YAKIMA — When Fred Bucheli got into the butchering business, he wrote a bad check to buy his first half of beef.
After butchering the beef, he sold it to his then-wife — who ran a cafeteria in a Sears store in Yakima — and rushed to the bank to make a deposit to avoid bouncing the check.
“That’s the way I started business,” Bucheli says with a sharp Swiss accent.
That was 46 years ago.
Originally from Switzerland, Bucheli is slim and stands about 5-foot-8. He runs his butcher shop by himself, loading meat into freezers by hand and lifting beef onto tables to butcher. Coy about his exact age, he would only say he’s in his 80s.
Despite large slaughterhouses and meat packers forcing many custom meat cutters out of business over the years, Bucheli has managed to keep his small shop going, tucked behind Yakima Cinema on North 16th Avenue.
At his shop — Matterhorn Meats & Sausage — he custom cuts beef and pork, smokes ham and turkeys and makes sausages.
A meat counter filled with cold cuts and sausages lines a wall in the front of his shop. Adjacent is a counter with an old cash register. Behind the meat counter is a small office cluttered with newspapers, magazines and files filled with business records. At the rear is a meat cutting room, a closet that serves as a spice room, a walk-in freezer, a meat curing room and a smoking room.
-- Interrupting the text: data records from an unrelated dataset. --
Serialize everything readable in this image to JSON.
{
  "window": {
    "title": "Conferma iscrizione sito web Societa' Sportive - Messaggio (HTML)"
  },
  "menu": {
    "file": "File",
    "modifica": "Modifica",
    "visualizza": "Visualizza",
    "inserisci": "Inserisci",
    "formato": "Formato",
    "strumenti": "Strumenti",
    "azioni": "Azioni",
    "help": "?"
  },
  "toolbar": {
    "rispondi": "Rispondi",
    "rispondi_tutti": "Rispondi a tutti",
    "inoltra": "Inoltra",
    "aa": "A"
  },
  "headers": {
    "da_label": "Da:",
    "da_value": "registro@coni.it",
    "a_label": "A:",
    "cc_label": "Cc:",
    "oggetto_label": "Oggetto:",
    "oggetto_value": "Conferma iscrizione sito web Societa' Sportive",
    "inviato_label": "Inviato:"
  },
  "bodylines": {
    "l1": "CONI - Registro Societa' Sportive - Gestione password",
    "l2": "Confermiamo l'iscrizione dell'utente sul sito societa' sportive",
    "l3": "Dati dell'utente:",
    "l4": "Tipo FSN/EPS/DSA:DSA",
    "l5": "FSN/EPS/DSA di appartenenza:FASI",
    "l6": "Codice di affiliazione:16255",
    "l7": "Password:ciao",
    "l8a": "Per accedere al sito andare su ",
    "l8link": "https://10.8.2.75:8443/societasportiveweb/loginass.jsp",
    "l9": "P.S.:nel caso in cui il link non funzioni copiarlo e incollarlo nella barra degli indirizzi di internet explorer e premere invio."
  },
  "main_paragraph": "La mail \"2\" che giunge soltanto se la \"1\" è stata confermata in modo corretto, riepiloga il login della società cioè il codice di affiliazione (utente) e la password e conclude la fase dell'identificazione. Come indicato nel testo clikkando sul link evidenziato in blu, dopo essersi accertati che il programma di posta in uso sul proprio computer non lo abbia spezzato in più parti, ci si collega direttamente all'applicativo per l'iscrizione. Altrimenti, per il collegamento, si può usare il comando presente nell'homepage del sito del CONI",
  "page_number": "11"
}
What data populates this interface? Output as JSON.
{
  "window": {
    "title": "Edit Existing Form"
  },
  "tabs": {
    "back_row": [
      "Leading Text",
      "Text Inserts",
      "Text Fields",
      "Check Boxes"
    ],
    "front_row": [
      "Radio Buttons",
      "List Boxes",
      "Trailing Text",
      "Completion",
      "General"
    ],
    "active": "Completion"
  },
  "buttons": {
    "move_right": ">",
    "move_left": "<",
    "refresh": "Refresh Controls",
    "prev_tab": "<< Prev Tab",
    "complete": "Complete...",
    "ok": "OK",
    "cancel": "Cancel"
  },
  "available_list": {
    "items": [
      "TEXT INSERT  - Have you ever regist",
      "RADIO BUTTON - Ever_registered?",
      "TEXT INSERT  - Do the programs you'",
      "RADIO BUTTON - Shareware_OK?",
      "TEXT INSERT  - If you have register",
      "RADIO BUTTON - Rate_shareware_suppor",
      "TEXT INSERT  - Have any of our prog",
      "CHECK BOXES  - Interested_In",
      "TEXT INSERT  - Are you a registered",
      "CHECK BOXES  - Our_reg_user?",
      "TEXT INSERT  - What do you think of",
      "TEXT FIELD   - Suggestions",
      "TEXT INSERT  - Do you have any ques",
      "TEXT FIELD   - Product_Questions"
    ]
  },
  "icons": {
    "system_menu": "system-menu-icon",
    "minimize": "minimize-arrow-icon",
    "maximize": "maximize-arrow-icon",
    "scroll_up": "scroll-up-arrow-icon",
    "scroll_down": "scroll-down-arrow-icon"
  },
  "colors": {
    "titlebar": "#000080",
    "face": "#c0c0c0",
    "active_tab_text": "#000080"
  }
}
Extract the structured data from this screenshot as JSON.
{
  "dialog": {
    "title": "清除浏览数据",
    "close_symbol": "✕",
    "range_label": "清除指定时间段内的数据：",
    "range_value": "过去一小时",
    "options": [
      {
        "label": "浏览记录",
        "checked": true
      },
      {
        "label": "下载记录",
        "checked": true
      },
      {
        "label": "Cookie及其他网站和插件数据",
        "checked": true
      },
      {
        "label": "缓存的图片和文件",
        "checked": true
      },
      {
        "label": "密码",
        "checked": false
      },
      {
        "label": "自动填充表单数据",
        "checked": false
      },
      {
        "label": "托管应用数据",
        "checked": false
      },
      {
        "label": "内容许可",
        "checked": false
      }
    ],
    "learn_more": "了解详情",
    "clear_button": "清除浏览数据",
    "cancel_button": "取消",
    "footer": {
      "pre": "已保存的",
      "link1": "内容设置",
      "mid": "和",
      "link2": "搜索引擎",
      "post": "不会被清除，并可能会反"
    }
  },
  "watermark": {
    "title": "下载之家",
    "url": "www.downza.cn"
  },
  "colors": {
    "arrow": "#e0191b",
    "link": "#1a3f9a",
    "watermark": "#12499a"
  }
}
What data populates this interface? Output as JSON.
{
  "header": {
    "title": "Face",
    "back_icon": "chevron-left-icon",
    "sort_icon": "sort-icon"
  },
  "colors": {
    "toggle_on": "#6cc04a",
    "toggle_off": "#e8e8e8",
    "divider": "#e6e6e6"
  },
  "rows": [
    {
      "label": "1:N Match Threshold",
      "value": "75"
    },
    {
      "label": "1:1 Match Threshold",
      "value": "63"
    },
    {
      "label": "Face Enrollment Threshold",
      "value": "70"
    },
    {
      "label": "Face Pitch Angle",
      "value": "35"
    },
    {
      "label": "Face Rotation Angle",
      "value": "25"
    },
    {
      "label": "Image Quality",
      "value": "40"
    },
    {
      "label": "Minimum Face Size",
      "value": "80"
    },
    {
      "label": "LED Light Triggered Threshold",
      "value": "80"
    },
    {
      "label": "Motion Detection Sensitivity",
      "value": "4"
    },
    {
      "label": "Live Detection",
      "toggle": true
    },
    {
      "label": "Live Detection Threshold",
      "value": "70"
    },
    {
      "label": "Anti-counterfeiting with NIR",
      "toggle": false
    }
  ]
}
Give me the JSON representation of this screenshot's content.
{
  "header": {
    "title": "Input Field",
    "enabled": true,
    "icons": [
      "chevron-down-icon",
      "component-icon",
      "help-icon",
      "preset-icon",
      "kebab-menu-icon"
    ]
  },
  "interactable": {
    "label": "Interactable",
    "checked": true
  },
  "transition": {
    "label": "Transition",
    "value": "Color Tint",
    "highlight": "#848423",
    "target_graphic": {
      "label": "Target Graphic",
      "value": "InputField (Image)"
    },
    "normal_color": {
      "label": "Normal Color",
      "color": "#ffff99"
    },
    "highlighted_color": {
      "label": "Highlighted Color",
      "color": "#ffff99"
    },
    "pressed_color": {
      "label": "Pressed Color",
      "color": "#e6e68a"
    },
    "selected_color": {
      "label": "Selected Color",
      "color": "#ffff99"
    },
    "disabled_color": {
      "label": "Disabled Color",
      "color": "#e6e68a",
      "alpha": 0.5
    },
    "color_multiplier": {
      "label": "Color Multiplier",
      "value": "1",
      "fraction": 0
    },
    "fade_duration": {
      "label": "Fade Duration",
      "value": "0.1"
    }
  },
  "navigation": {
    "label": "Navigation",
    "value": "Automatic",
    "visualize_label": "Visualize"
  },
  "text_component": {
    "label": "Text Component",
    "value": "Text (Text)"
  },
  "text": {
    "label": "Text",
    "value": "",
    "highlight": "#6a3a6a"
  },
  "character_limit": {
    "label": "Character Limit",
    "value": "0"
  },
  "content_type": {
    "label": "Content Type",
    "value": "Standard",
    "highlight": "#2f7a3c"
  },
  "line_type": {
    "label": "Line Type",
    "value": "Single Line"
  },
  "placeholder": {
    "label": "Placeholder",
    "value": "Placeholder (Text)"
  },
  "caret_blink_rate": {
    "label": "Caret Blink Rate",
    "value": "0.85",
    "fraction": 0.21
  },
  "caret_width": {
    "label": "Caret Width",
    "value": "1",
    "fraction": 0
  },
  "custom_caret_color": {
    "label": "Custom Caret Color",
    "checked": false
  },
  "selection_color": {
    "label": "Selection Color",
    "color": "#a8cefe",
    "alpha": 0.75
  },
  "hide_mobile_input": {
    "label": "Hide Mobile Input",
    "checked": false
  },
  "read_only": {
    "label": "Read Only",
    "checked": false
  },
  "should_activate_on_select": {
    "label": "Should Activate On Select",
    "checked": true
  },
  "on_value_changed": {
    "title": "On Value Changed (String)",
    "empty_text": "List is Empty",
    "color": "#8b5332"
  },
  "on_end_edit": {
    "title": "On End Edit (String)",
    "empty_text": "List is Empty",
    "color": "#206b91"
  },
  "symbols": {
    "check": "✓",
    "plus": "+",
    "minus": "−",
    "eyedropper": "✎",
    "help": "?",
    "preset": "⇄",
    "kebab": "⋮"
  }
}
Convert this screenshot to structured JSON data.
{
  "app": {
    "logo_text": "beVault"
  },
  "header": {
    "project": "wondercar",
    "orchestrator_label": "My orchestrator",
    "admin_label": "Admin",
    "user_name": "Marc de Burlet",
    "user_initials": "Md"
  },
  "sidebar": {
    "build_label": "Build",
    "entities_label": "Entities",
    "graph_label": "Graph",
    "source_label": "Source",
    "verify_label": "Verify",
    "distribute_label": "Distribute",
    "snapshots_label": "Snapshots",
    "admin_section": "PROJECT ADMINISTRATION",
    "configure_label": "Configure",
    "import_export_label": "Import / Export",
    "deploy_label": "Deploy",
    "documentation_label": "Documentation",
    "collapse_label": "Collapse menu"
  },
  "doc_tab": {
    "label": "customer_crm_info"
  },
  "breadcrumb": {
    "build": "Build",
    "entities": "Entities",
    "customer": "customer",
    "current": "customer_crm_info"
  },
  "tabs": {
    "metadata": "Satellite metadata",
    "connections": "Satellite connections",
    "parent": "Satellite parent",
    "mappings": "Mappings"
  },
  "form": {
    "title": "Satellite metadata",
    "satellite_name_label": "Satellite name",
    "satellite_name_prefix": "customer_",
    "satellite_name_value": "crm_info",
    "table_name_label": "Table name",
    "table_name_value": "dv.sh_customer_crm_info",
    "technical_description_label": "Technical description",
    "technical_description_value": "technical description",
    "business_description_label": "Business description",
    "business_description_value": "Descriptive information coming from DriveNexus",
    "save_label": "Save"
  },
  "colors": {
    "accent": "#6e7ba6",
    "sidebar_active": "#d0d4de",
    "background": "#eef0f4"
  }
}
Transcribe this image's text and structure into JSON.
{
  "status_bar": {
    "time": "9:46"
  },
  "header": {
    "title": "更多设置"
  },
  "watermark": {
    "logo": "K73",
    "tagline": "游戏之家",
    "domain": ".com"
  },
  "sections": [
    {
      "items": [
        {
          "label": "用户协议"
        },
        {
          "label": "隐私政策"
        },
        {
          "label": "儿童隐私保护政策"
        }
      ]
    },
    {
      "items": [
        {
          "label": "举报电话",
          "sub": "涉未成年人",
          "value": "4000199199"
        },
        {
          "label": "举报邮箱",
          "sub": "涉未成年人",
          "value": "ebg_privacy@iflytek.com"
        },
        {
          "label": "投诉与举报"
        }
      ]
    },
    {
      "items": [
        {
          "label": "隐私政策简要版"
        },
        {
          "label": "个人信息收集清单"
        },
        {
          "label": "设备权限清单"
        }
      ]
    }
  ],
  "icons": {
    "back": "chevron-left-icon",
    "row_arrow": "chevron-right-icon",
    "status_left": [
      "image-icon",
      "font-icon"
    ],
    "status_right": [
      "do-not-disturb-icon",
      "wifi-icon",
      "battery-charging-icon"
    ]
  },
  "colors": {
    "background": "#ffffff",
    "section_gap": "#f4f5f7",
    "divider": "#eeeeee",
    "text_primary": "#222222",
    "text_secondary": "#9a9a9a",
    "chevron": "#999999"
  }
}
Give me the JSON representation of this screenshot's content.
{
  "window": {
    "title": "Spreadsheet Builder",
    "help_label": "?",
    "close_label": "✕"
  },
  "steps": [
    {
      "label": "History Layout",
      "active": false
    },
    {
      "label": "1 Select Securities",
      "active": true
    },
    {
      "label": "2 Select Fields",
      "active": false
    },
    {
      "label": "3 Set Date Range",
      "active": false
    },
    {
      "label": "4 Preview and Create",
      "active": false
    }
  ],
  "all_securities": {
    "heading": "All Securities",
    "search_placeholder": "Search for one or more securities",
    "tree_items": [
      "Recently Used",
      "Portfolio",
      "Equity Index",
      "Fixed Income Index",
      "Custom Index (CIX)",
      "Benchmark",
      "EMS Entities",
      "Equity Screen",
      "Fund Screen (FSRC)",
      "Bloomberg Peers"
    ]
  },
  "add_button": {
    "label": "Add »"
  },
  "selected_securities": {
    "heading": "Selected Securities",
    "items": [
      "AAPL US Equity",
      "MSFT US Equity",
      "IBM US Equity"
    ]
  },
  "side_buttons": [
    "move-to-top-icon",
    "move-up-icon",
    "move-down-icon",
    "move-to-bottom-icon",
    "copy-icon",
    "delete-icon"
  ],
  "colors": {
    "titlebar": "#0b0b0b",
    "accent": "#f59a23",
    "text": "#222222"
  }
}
“I come a long way,” Bucheli says from behind his shop’s counter one recent morning. “And I started with nothing.”
In a cooler, 40 beef carcasses waiting to be butchered hang from meat hooks, and turkeys headed for the smoker are stacked along one wall.
“They go out Thanksgiving morning,” he says of the turkeys. Just across the small hallway is a smoking room, where the smell of spice and meat emit from one of two large commercial smokers.
“This smokehouse I bought in 1966,” he says proudly, tapping on the door.
Bucheli walks into his office and pulls out a sheet of paper with a hand-written inventory on turkey and ham sales over the past several years.
He points to 1983, when he sold 153 hams.
“Last year I smoke 80 turkeys for Thanksgiving, and I had three left,” he said.
Recalling his humble beginnings, he displays his first business license from March 1966 and an invoice from that same year for his first pieces of equipment, including a cooking vat and a smokehouse for $2,460.63.
Clad in a white apron and ball cap, he flashes a boyish grin and says he paid the debt in two years even though he was given a three-year payment plan.
“That was the beginning, and I had no loan,” he said. “That’s even lots of money today.”
Bucheli’s butchering endeavors began at age 16 in his homeland of Switzerland, where he served a three-year apprenticeship.
After working as a butcher for a few years, he decided he wanted to travel, and headed for Canada, where he spent 10 years working different jobs. He once worked as a cook in a restaurant just to be able to eat. Finally, a job opened up for a hotel butcher.
In 1962, he was lured to Seattle by the World’s Fair, and the Olympic Hotel sponsored him.
“The World’s Fair was a flop,” he says, explaining that he wasn’t able to find work. A friend from Yakima told him about a job at the former Chinook Hotel, now the Chinook Tower, and he took it. After working there for more than two years, he started his butcher shop in a small building he leased for $100 a month on North Fourth Street.
“It was an empty store,” he says. “Then I bought the equipment.”
Bucheli started by selling lunchmeat and homemade smoked sausage. Business was slow at first.
“It was kind of slow going. No one knew me, and I had a funny accent.”
But sales began to improve once customers learned of the different sausages he had to offer.
“They could not believe that a person could do these things. I outgrew the place.”
Then in 1973, he purchased the land on North 16th Avenue, and built his shop two years later after finally securing a loan.
“And everyone said I was nuts,” he recalls. “I already had a mortgage that was $700 a month.”
He’s seen a lot change since being in business. He saw the Wholesome Meat Act enacted in 1967, which requires states to have inspection programs equal to that of the federal government.
He has also watched small farmers disappear, and large slaughterhouses and meat packers drive out independent custom butchers.
But as of late, Bucheli says he’s seen a resurgence in small farmers bringing in their own beef.
“Because of the food prices,” he says. “They think it’s cheaper (to raise their own animals), but it’s not cheaper.”
He says the cost of raising animals is outpacing the price of food.
These days he spends about 10 hours a day running his shop, far less than the hours he use to work when he butchered wild game during hunting season.
“I have worked up to 22 hours a day, rest two hours and I’m right back,” he says. “I don’t do these things anymore.”
But hard work doesn’t bother him. “I like the challenge. It’s a life. It’s a living.”